Anne Bancroft compiled a book called The Pocket Buddha Reader, which includes the following quote (pp. 113-114):
Sakka asked the Buddha: “Do different religious teachers head for the same goal or practice the same disciplines or aspire to the same thing?”
“No, Sakka, they do not. And why? This world is made up of myriad different states of being, and people adhere to one or another of these states and become tenaciously possessive of them, saying, ‘This alone is true, everything else is false.’ It is like a territory that they believe is theirs. So all religious teachers do not teach the same goal or the same discipline, nor do they aspire to the same thing.”
“But if you find truth in any religion or philosophy, then accept that truth without prejudice.” —Digha Nikaya
The last line concerns me because it does not appear in the original source; it seems to have been added in by the author without justification. I would advise people to check this ‘popularized’ version of the quote from the Digha Nikaya 21 (aka the Sakka-pañha Sutta) against non-commercialized translations, such as the ones available at Access to Insight or Wikipitaka. In those more reliable sources, you will not find Buddha saying “accept truth from all religions and philosophies” or any words to that effect. Actually, quite the opposite! Here, Buddha unequivocally states that the world’s religions do not all teach the same thing.

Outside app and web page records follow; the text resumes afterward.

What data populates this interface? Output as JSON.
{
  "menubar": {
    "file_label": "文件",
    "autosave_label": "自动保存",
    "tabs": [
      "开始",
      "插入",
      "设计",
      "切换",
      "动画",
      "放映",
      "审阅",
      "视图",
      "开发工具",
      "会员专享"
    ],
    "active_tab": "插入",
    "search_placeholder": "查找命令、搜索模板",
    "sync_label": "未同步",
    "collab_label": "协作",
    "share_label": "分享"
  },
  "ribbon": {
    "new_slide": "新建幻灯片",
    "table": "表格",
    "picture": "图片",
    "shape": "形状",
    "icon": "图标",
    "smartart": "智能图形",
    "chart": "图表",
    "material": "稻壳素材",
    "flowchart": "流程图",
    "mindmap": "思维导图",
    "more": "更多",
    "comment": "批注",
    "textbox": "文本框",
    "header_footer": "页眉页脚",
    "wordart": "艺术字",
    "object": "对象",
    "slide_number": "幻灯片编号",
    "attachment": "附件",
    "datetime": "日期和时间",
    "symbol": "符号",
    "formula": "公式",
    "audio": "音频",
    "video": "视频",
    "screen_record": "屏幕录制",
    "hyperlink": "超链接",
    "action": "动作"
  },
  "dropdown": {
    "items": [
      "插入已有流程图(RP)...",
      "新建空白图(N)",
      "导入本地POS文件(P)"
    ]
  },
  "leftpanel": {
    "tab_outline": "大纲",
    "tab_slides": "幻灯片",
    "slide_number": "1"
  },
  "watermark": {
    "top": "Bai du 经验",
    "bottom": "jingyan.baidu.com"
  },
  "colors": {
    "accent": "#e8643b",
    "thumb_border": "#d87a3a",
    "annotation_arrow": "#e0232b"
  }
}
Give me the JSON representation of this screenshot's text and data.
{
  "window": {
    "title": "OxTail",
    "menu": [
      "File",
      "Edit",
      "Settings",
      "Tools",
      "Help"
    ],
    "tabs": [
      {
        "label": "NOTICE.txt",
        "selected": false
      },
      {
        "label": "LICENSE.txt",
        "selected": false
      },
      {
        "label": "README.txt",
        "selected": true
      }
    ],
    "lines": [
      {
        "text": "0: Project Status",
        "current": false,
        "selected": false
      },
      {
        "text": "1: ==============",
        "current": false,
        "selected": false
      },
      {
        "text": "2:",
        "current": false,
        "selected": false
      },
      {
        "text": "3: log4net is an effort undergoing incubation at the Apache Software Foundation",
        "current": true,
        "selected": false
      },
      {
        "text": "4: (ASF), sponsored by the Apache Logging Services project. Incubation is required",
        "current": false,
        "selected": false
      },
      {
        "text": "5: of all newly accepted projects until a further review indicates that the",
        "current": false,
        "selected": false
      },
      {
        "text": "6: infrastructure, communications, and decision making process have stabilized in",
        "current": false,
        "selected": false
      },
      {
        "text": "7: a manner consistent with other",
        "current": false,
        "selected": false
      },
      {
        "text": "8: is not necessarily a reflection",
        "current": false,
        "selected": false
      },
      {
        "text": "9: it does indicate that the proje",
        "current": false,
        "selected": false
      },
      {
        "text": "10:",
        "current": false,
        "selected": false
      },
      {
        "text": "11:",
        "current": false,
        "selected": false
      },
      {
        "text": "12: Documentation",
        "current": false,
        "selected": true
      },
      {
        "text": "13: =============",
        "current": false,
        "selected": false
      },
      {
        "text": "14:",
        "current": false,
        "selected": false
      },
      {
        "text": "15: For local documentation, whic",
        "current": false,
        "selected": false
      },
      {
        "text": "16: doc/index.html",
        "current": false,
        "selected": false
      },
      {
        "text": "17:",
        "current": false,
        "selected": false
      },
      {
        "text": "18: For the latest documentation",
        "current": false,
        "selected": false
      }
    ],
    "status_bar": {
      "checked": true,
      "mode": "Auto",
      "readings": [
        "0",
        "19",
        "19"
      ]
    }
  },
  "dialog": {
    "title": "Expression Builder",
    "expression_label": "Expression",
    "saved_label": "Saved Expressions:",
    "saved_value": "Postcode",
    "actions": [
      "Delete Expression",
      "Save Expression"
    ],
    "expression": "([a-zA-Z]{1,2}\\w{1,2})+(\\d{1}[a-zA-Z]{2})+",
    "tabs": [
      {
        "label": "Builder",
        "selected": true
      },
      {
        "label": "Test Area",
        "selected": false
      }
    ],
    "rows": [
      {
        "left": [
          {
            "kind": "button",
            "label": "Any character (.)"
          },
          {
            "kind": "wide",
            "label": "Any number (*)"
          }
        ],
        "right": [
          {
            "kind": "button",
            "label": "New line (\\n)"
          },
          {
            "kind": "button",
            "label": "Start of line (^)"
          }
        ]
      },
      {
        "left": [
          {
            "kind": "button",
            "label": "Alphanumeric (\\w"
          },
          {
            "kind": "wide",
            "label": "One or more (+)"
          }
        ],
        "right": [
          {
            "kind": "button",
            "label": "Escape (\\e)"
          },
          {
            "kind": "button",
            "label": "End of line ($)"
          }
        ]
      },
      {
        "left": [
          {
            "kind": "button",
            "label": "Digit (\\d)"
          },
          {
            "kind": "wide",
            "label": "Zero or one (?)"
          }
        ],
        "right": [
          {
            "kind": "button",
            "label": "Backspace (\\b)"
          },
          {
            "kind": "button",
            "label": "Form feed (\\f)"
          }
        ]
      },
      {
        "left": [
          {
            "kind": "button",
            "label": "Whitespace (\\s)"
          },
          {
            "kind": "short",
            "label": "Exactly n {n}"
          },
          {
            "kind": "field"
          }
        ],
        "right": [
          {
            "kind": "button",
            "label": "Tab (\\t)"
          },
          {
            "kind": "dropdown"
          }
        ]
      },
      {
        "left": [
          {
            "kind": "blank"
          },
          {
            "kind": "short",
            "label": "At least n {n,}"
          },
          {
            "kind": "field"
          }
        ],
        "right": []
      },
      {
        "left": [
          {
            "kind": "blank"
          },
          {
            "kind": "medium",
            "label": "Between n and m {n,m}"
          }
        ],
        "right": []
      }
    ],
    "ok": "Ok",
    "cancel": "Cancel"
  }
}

Immediately after this, Buddha is asked whether priests and contemplatives of other religions have reached nirvana: “No, only those who are liberated by the destruction of craving are fully proficient, freed from the bonds, perfect in the holy life and have perfectly reached the goal.” Buddha says that the means for attaining liberation from delusions are not even taught outside of Buddhadharma. Buddha explained in the Brahmajala Sutta:
Bhikkus, there are countless philosophies, doctrines, and theories in this world. People criticize each other and argue endlessly over their theories. According to my investigation, there are sixty-two main theories which underlie the thousands of philosophies and religions current in our world. Looked at from the Way of Enlightenment and Emancipation, all sixty-two of these theories contain errors and create obstacles… A good fisherman places his net in the water and catches all the shrimp and fish he can. As he watches the creatures try to leap out of the net, he tells them, ‘No matter how high you jump, you will only land in the net again.’ He is correct. The thousands of beliefs flourishing at present can all be found in the net of these sixty-two theories. Bhikkus, don’t fall into that bewitching net. You will only waste time and lose your chance to practice the Way of Enlightenment. (Translated by Thich Nhat Hanh, Old Path, White Clouds, pp. 399-400)
Clearly, not all worldviews are created equal. In Friendly Letter (vv.61-62), Nagarjuna says that the wisdom of the middle way is not made known by any other religion: “Ask if they propound what passes beyond ‘is’ and ‘is not’. Thereby know that the ambrosia of the Buddhas’ teaching is called profound, an uncommon doctrine passing far beyond existence and non-existence.” Bodhichitta and emptiness of inherent existence have no counterpart in Christianity or any other faith. At best, Jesus’ self-sacrifice has an affinity with bodhichitta, but a slight resemblance is not enough to claim “same idea, different word.”
When asked, “Don’t all religions teach the same thing? Is it possible to unify them?” the Dalai Lama said:
People from different traditions should keep their own, rather than change. However, some Tibetan may prefer Islam, so he can follow it. Some Spanish prefer Buddhism; so follow it. But think about it carefully. Don’t do it for fashion. Some people start Christian, follow Islam, then Buddhism, then nothing.
In the United States I have seen people who embrace Buddhism and change their clothes! Like the New Age. They take something Hindu, something Buddhist, something, something… That is not healthy.
For individual practitioners, having one truth, one religion, is very important. Several truths, several religions, is contradictory.
I am Buddhist. Therefore, Buddhism is the only truth for me, the only religion. To my Christian friend, Christianity is the only truth, the only religion. To my Muslim friend, [Islam] is the only truth, the only religion. In the meantime, I respect and admire my Christian friend and my Muslim friend. If by unifying you mean mixing, that is impossible, useless.
Jesus does not lead you to nirvana, and Buddha does not lead you to God. Christianity teaches a creator God, but Buddha said only mind is the creator. Christianity teaches one life (and after that, the judgment), but Buddhism teaches past and future lives. Christianity teaches an immortal soul, but Buddhism teaches anatman (“no soul”). These are diametrically opposed, so how can we reconcile them without being unfaithful to one religion or the other, and without being untruthful to ourselves?